The average age depression is first seen is usually between a person's early 20s and their early 30s. This is also a very common time for many women to become pregnant. Experts estimate that close to 14% to 23% of women will have a bout of depression when they become pregnant. It was initially thought that pregnancy protected women against depression, but we now know the amount of people with depression is the same in both pregnant and non-pregnant women.

Some people will think that depression during pregnancy is just a minor and temporary issue. But having untreated depression during pregnancy has been linked to some major health issues for the child, including a higher risk of:

  • miscarriage
  • delivering a low birth-weight baby
  • delivering a preterm baby
  • mental development delays and disturbed behaviours

Diagnosing depression during pregnancy can be challenging. Some symptoms of depression such as being tired all the time, changes in sleep patterns, and changes of appetite are also common for pregnant women. The most important thing that a pregnant woman can do if she is starting to feel symptoms of depression (changes in mood, sleep, anxiety, agitation, fatigue) is to mention it to her health care professional. The goal is to help identify depression early so they can get some treatment.

Once depression is diagnosed, there are a number of treatments that have been shown to be effective. One method that works well is talk therapy with a trained therapist.
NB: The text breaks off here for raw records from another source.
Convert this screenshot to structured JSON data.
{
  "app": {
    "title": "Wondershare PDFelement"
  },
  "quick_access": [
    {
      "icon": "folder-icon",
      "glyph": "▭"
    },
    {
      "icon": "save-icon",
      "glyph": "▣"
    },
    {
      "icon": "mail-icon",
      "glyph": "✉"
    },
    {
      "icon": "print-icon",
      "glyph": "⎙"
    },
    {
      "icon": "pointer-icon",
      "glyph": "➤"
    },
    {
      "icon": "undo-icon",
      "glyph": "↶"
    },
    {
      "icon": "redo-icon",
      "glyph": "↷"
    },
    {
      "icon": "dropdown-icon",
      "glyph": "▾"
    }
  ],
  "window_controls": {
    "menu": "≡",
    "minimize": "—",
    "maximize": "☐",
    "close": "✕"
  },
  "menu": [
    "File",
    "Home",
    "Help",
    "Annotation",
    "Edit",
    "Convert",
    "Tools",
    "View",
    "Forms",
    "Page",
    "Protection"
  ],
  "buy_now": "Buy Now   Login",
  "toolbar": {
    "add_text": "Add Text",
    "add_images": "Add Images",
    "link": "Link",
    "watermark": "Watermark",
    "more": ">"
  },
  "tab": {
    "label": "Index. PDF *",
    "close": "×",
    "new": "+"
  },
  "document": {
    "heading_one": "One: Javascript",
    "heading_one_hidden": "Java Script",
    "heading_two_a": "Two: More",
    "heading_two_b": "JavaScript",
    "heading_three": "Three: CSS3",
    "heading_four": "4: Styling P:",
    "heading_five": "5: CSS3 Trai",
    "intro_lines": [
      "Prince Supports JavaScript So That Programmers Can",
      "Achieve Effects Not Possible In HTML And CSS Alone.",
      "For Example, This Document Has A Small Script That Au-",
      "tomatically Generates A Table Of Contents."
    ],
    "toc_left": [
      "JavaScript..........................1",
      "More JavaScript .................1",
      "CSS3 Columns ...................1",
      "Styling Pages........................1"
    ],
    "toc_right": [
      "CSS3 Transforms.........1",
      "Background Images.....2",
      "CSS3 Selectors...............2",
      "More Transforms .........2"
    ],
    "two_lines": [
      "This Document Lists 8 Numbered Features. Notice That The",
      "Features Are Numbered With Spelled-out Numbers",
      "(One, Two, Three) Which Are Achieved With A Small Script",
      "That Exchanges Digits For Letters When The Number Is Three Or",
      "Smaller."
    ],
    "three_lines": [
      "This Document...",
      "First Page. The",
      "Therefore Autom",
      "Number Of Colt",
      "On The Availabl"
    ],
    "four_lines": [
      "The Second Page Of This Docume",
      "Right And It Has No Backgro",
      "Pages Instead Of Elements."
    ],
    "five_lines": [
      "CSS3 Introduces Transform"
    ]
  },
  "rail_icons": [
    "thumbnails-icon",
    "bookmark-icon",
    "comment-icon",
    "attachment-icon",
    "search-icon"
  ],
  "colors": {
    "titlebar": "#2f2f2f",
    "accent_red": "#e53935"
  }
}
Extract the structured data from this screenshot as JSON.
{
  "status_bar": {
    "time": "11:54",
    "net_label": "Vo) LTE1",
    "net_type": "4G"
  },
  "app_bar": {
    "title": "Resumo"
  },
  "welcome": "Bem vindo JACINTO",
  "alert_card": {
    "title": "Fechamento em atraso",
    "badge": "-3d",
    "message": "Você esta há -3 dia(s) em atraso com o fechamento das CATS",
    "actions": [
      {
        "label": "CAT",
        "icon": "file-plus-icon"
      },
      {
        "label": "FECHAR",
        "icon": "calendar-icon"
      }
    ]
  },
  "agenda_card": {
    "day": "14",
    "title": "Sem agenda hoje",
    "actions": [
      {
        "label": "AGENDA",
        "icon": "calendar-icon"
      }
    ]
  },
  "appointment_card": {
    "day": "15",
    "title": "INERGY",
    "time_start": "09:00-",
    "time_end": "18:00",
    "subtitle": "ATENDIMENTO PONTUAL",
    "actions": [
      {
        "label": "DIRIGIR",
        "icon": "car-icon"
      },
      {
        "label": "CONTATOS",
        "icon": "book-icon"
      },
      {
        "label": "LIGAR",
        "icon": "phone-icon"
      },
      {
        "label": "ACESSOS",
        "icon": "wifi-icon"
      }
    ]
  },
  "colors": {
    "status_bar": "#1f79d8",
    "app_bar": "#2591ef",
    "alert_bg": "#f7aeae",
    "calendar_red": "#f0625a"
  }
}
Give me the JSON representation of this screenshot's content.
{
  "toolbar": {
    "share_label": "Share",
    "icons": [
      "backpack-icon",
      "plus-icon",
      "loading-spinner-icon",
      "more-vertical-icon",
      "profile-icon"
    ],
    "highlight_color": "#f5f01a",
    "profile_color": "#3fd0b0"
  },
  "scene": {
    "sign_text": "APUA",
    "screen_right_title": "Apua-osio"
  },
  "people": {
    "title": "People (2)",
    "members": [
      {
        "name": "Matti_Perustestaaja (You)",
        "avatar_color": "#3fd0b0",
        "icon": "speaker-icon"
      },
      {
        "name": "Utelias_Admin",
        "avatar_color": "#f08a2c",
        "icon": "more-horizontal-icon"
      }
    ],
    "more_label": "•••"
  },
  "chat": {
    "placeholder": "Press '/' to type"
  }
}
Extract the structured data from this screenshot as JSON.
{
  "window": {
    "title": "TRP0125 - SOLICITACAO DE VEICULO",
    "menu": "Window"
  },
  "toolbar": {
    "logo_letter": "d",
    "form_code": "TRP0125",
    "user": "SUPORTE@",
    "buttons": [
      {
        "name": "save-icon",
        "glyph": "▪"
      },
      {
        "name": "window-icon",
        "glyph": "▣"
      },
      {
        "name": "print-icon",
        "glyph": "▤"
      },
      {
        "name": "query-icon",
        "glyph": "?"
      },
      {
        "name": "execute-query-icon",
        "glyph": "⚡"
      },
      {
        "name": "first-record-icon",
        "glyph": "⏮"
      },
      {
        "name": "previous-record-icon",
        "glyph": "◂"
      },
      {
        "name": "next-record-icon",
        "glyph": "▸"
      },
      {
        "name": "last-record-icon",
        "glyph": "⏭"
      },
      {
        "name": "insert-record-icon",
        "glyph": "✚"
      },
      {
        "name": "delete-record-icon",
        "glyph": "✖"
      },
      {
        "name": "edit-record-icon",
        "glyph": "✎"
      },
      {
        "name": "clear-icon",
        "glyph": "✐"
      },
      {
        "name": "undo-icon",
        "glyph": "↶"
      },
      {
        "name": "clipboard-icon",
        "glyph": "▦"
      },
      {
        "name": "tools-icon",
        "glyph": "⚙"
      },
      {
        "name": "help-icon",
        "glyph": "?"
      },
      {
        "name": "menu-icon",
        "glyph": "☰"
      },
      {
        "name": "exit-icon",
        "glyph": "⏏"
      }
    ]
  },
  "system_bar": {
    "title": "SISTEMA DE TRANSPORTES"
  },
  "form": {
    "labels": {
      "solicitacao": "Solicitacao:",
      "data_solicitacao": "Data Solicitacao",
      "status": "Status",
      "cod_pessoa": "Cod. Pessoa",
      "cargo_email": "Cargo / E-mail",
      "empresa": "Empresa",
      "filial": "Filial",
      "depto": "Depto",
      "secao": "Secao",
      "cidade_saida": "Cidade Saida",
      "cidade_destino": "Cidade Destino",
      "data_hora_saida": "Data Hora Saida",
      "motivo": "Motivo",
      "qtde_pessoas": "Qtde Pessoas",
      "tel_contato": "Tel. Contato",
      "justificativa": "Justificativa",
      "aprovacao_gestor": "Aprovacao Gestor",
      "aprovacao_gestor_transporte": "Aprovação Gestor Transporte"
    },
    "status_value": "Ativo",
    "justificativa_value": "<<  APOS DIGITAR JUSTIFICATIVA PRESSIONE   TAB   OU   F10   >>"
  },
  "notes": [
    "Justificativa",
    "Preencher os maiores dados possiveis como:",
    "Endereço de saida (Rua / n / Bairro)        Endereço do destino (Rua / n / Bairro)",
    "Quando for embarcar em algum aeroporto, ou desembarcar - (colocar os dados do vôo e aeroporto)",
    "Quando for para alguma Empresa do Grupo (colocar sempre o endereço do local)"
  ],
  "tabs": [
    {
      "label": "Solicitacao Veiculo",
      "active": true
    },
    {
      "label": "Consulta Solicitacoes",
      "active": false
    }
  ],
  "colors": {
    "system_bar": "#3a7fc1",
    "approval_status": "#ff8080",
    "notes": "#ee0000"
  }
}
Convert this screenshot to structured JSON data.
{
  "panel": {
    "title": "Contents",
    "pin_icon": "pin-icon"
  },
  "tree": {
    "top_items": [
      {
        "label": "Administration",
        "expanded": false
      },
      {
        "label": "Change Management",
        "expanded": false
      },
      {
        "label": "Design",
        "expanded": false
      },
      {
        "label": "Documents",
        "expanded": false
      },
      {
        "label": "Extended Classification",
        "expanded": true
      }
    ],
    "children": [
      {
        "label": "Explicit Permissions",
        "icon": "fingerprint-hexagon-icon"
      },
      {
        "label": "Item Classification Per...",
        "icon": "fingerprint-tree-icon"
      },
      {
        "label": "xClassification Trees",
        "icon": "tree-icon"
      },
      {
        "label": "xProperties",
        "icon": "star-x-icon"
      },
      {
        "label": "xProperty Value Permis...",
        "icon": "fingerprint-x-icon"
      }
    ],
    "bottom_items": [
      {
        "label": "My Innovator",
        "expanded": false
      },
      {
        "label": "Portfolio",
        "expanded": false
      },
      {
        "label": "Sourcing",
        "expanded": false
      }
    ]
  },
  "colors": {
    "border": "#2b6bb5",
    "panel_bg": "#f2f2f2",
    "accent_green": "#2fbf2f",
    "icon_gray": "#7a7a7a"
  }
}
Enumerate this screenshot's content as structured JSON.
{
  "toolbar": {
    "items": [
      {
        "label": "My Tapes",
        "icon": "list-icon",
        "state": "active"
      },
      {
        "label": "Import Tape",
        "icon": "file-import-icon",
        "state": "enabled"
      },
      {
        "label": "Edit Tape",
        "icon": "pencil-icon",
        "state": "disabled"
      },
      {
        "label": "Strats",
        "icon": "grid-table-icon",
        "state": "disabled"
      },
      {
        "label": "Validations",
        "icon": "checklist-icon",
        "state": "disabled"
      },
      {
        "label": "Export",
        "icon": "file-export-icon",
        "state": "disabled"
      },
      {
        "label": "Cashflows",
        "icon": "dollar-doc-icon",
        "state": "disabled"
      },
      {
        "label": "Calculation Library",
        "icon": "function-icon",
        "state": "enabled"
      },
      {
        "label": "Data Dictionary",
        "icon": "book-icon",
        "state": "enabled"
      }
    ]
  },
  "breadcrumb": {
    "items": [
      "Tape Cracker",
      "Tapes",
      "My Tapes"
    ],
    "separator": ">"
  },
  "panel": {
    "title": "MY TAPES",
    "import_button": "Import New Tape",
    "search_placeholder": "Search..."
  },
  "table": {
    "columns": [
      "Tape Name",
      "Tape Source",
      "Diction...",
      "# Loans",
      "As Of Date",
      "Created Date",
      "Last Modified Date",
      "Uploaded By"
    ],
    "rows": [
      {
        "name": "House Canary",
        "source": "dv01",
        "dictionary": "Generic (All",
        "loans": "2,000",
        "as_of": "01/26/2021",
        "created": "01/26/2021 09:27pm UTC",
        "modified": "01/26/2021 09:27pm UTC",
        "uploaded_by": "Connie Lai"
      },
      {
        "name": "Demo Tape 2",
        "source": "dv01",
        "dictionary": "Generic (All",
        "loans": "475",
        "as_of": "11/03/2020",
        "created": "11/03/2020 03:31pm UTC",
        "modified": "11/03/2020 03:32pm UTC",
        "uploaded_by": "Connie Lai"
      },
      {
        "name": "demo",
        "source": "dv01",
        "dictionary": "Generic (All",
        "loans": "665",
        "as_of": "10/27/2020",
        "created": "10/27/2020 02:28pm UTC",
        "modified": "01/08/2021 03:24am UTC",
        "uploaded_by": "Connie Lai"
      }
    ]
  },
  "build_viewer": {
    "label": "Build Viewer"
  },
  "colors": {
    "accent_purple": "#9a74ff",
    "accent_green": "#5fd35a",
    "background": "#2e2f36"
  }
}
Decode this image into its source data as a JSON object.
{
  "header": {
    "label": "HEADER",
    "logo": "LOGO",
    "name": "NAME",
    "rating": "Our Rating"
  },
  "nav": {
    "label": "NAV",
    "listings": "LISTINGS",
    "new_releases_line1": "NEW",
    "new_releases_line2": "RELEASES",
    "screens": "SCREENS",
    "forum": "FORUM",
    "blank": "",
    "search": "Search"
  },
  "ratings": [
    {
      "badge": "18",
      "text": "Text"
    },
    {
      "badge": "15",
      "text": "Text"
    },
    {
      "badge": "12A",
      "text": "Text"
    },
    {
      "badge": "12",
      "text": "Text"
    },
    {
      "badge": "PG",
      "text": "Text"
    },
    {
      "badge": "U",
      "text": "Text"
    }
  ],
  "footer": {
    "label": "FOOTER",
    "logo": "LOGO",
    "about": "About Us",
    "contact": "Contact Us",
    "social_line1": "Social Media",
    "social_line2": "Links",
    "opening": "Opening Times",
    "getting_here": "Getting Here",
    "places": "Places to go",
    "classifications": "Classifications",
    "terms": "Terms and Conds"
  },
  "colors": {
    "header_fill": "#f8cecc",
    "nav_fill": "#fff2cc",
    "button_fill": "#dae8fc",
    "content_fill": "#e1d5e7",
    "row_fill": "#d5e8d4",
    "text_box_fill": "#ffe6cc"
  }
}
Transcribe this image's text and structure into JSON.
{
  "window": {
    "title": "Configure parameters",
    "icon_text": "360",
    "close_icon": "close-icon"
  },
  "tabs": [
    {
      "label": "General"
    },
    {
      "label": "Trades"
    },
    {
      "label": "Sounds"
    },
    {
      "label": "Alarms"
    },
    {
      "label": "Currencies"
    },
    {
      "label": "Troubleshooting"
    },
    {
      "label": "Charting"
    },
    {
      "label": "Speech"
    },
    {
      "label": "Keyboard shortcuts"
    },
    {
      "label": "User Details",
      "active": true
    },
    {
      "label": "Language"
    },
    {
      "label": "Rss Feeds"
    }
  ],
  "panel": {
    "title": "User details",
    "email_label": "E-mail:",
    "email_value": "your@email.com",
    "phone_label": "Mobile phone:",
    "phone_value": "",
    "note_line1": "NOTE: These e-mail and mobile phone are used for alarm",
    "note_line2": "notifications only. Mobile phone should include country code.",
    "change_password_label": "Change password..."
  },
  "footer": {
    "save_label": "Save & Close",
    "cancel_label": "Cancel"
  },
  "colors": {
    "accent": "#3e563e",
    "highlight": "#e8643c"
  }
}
A successful type of therapy is cognitive behavioural therapy (CBT). This is where the therapist works with the woman to change her perceptions of herself, others, and the world.

Many women are worried about using medication during pregnancy. Most of the evidence now shows that some commonly used antidepressants very rarely increase the risks of problems in the child. With the health risks to the child of having untreated depression during pregnancy, many doctors believe that it is more beneficial to treat with medications if other treatments have not been effective.

Another concern is women who are being treated for depression and want to start trying to become pregnant. Many medications are safe to take during pregnancy, so your best advice is to talk to your doctor or pharmacist before trying to become pregnant.